Watch the Dyads online guitar lesson by Christopher Woitach from Jazz Textures
In this section we become acquainted with the useful little dyad, a two note chord. (There are those who stipulate that two notes are called an interval, not a chord, but we'll use the definition of a chord as being multiple notes played simultaneously). Any two notes struck together are a dyad. Dyads are the ultimate mobile chord, very well suited for our textural purposes. We'll define dyads in this video, and in the accompanying booklet, as ratios, 1:1 means two notes played together, 2:1 means one voice has two notes for every one in the other voice, etc. While we're defining terms, every note in a chord is called a "voice", this dates back to when most composition was for singers, but we still refer to multiple simultaneous pitches or multiple concurrent lines as voices.

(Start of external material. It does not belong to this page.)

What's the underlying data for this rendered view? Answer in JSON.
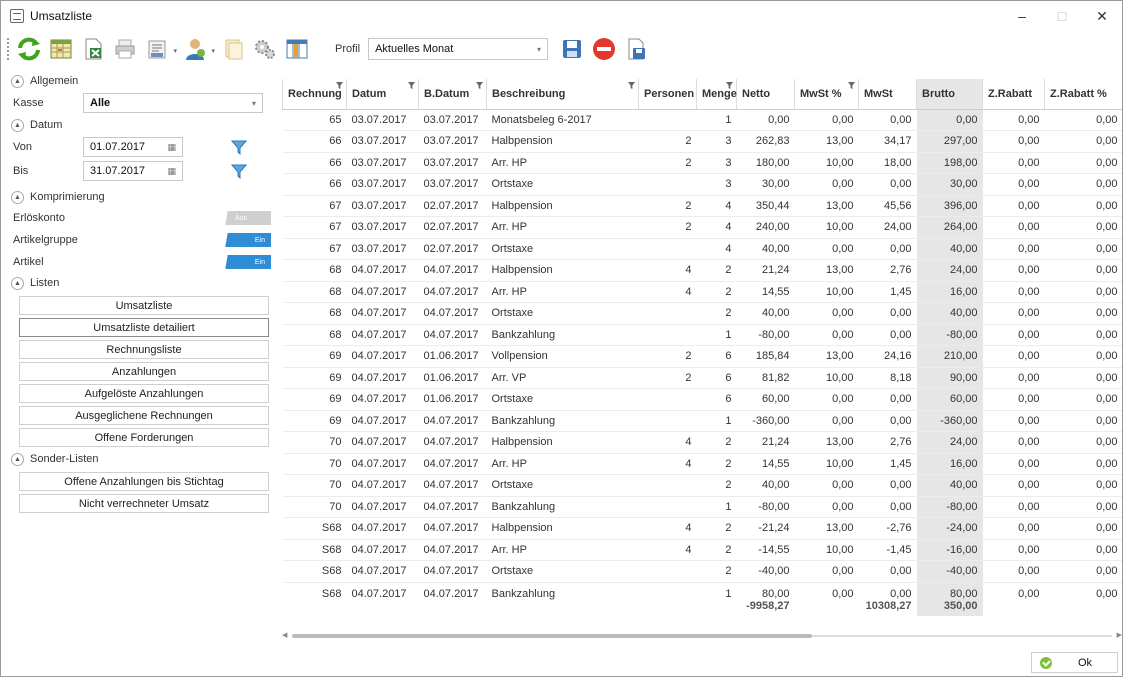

Here we're harmonizing the short phrase we've been using in octaves, a classic jazz guitar sound. I demonstrate playing octaves with the thumb, the same way Wes Montgomery did. I don't use this technique for most things, but I prefer the way it sounds for octaves, smoother and fatter.